Experimental measurement of the effective dielectric in the hydrophobic core of a protein
by GarciaMoreno, B.; Dwyer, J. J.; Gittis, A. G.; Lattman, E. E.; Spencer, D. S.; Stites, W. E.

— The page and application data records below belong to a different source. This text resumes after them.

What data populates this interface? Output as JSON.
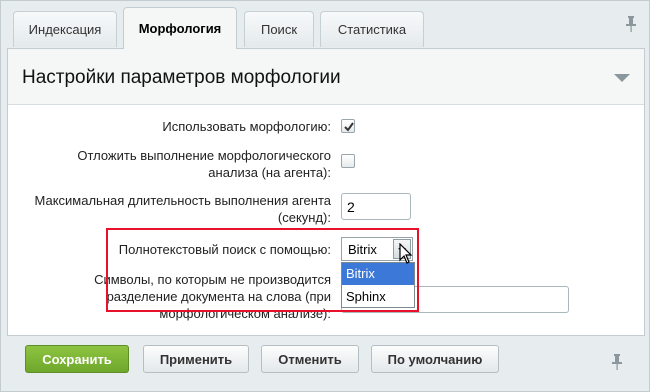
{
  "tabs": [
    {
      "label": "Индексация"
    },
    {
      "label": "Морфология"
    },
    {
      "label": "Поиск"
    },
    {
      "label": "Статистика"
    }
  ],
  "panel": {
    "title": "Настройки параметров морфологии"
  },
  "fields": {
    "use_morphology": {
      "label": "Использовать морфологию:",
      "checked": true
    },
    "defer_analysis": {
      "label_line1": "Отложить выполнение морфологического",
      "label_line2": "анализа (на агента):",
      "checked": false
    },
    "agent_duration": {
      "label_line1": "Максимальная длительность выполнения агента",
      "label_line2": "(секунд):",
      "value": "2"
    },
    "fulltext": {
      "label": "Полнотекстовый поиск с помощью:",
      "selected": "Bitrix",
      "options": [
        "Bitrix",
        "Sphinx"
      ]
    },
    "split_symbols": {
      "label_line1": "Символы, по которым не производится",
      "label_line2": "разделение документа на слова (при",
      "label_line3": "морфологическом анализе):",
      "value": ""
    }
  },
  "footer": {
    "save_label": "Сохранить",
    "apply_label": "Применить",
    "cancel_label": "Отменить",
    "default_label": "По умолчанию"
  },
  "colors": {
    "highlight": "#e8102a",
    "primary_button": "#7cb636",
    "option_selected": "#3b78d8"
  },
  "icons": [
    "pin-icon",
    "collapse-arrow-icon",
    "checkmark-icon",
    "chevron-down-icon",
    "mouse-cursor-icon"
  ]
}
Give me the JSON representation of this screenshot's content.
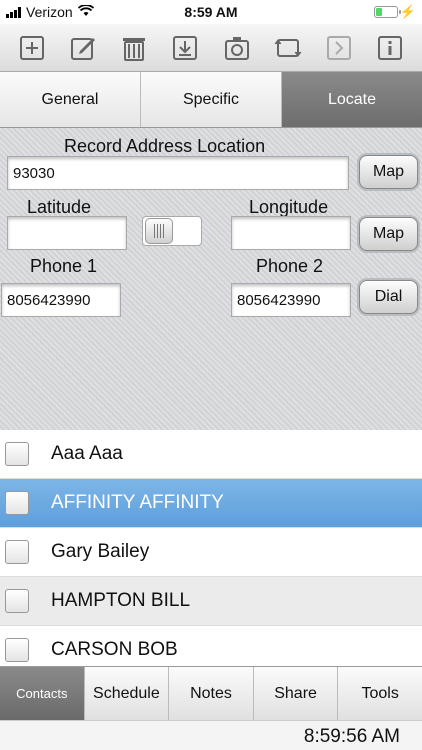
{
  "status": {
    "carrier": "Verizon",
    "time": "8:59 AM",
    "icons": [
      "signal-icon",
      "wifi-icon",
      "battery-icon",
      "charging-bolt-icon"
    ],
    "battery_level": 0.3
  },
  "toolbar": {
    "icons": [
      "add-icon",
      "edit-icon",
      "trash-icon",
      "download-icon",
      "camera-icon",
      "sync-icon",
      "forward-icon",
      "info-icon"
    ]
  },
  "tabs": [
    {
      "label": "General",
      "active": false
    },
    {
      "label": "Specific",
      "active": false
    },
    {
      "label": "Locate",
      "active": true
    }
  ],
  "form": {
    "record_label": "Record Address Location",
    "address_value": "93030",
    "map_label": "Map",
    "latitude_label": "Latitude",
    "longitude_label": "Longitude",
    "latitude_value": "",
    "longitude_value": "",
    "phone1_label": "Phone 1",
    "phone2_label": "Phone 2",
    "phone1_value": "8056423990",
    "phone2_value": "8056423990",
    "dial_label": "Dial"
  },
  "contacts": [
    {
      "name": "Aaa Aaa",
      "checked": false,
      "selected": false
    },
    {
      "name": "AFFINITY AFFINITY",
      "checked": false,
      "selected": true
    },
    {
      "name": "Gary Bailey",
      "checked": false,
      "selected": false
    },
    {
      "name": "HAMPTON BILL",
      "checked": false,
      "selected": false
    },
    {
      "name": "CARSON BOB",
      "checked": false,
      "selected": false
    }
  ],
  "bottom_tabs": [
    {
      "label": "Contacts",
      "active": true
    },
    {
      "label": "Schedule",
      "active": false
    },
    {
      "label": "Notes",
      "active": false
    },
    {
      "label": "Share",
      "active": false
    },
    {
      "label": "Tools",
      "active": false
    }
  ],
  "footer": {
    "clock": "8:59:56 AM"
  },
  "colors": {
    "selected_row": "#6aa8df",
    "active_tab": "#7c7c7c",
    "panel": "#d7d9dc"
  }
}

The dielectric inside a protein is a key physical determinant of the magnitude of electrostatic interactions in proteins. We have measured this dielectric phenomenologically, in terms of the dielectric that needs to be used with the Born equation in order to reproduce the observed pK(a) shifts induced by burial of an ionizable group in the hydrophobic core of a protein. Mutants of staphylococcal nuclease with a buried lysine residue at position 66 were engineered for this purpose. The pK(a) values of buried lysines were measured by difference potentiometry. The extent of coupling between the pK(a) and the global stability of the protein was evaluated by measuring pK(a) values in hyperstable forms of nuclease engineered to be 3.3 or 6.5 kcal mol(-1) more stable than the wild type. The crystallographic structure of one mutant was determined to describe the environment of the buried lysine. The dielectrics that were measured range from 10 to 12. Published pK(a) values of buried ionizable residues in other proteins were analyzed in a similar fashion and the dielectrics obtained from these values are consistent with the ones measured in nuclease. These results argue strongly against the prevalent use of dielectrics of 4 or lower to describe the dielectric effect inside a protein in structure-based calculations of electrostatic energies with continuum dielectric models.